The Wall Street Journal reported that the “untreated mentally ill are responsible for 10% of all homicides (and a higher percentage of the mass killings), constitute 20 percent of jail and prison inmates and at least 30 percent of the homeless.” Unfortunately, these numbers aren’t going to change any time soon. President Obama’s agency Substance Abuse and Mental Health Services Administration has almost completely denied that there is even a problem with how our country currently treats the mentally ill.
It is a sad fact that President John F. Kennedy’s proposal did not work. If it had maybe we would see fewer mentally ill individuals living on our cities’ sidewalks, fewer sleeping at bus stops and maybe fewer living in shelters altogether. We want an economy that is stable, right? Who is to say that if these people were treated correctly in the first place, that they wouldn’t be productive members of our society? They could have easily been hard workers who purchased things they needed for daily living just like everyone else. They could be working and paying taxes just like everyone else in America.
As Americans, we are supposed to stand for freedom and the fight to make sure that every person living on our soil, has the same rights and freedoms. We have failed the mentally ill population of our country. We have shut the doors of freedom right in their faces. By neglecting to treat them properly and with the same care that people suffering from any other illness receivs, we have told them between the lines that a life of poverty, unstable living conditions and a life that lacks peace of mind and happiness is the freedom they are getting. We are telling them that the freedom they have is to decide which shelter to live in.

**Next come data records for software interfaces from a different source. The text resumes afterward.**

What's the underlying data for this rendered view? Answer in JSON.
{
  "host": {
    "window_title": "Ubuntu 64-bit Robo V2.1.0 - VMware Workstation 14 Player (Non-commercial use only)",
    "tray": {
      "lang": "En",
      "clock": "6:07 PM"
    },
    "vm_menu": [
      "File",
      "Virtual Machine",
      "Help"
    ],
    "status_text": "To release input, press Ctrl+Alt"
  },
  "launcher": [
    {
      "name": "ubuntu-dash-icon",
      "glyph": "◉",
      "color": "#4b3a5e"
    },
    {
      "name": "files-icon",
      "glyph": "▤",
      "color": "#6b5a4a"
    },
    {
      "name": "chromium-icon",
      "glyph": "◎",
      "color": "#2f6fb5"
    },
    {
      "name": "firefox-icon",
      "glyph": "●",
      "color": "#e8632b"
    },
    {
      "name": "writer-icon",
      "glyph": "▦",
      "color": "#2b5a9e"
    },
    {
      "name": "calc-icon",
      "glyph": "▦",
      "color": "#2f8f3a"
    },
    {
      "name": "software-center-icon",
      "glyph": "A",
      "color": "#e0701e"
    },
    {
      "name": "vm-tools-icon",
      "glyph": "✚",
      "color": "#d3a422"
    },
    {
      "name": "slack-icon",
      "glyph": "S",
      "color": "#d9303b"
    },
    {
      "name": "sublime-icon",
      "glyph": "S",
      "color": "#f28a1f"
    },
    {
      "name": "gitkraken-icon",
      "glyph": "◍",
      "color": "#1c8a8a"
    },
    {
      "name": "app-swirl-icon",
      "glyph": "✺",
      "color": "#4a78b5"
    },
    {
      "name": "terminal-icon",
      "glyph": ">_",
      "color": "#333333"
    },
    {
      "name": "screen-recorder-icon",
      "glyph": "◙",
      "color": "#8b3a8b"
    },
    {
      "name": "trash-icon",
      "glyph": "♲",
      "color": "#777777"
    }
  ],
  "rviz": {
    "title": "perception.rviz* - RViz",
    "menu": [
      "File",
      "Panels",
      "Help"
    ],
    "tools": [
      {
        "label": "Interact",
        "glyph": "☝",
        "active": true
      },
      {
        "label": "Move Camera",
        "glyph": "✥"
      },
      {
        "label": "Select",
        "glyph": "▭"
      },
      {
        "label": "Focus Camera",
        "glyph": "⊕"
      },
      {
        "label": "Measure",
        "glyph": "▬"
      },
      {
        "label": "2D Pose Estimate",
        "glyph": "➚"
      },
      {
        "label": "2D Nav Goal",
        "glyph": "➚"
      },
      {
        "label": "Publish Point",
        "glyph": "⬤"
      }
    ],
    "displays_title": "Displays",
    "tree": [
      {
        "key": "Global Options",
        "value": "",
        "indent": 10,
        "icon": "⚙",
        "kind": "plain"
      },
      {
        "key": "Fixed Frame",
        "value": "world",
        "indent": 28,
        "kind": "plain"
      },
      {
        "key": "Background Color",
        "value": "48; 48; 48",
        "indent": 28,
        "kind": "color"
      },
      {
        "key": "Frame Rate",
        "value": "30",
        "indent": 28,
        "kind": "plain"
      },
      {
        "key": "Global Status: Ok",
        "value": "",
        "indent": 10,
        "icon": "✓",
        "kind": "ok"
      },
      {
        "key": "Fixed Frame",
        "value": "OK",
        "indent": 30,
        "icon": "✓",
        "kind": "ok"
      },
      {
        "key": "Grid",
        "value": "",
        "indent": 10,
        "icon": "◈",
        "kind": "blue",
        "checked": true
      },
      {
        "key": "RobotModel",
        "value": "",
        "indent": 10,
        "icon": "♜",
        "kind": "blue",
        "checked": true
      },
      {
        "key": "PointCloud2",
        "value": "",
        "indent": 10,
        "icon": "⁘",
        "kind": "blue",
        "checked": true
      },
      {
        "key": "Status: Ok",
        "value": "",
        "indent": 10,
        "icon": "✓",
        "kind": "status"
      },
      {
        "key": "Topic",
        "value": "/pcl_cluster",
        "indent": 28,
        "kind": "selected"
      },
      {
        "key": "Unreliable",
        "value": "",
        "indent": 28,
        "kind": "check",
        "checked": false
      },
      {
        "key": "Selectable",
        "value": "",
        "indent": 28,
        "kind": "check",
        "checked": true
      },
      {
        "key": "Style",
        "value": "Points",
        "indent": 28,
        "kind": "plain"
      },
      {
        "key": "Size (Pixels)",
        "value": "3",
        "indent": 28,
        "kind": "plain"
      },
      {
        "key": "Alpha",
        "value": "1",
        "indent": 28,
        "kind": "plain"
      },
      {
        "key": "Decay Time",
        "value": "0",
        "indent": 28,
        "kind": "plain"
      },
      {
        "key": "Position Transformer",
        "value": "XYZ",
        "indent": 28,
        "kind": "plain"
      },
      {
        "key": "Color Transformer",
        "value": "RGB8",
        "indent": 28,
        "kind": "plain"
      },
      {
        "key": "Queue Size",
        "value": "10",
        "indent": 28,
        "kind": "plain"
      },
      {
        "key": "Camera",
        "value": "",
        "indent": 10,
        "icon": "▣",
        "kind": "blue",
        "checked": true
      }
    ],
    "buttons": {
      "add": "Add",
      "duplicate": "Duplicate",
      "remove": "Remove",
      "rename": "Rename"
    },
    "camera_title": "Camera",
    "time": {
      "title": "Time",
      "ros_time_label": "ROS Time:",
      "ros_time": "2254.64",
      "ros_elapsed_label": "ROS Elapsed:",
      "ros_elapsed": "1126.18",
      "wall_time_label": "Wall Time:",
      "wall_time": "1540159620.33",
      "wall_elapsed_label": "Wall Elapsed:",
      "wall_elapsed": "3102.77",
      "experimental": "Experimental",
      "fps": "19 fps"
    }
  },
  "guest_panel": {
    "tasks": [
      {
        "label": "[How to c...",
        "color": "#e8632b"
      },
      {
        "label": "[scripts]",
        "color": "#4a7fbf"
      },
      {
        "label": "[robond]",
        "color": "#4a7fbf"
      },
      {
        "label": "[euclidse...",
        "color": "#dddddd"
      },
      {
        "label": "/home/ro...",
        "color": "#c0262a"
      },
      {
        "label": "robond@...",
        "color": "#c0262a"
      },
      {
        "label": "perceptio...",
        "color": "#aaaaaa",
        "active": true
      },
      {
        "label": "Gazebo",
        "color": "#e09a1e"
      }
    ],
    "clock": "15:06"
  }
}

It is not my intention to say that all mentally ill are suffering to this degree. There are some out there who could afford to seek treatment on their own. Some, even, who have mild cases of their illness and are able to live day-to-day fairly normally. Those people are the lucky ones and unfortunately they do not offset the many, many others who weren’t so lucky. The ones who without help won’t be able to live lives that are merely affected by their illness. It has become correct to refer to people with autis, as exactly that: people with autism, but not to refer to these individuals as autistic. They aren’t autism, they are simply affected by it. The mentally ill whot we have failed don’t have that same chance. They should be living lives that are not controlled by their illness. Our failure to them labels them as their illness and says you are not an individual; you are an illness that Americans don’t care about. This must change and it must change now.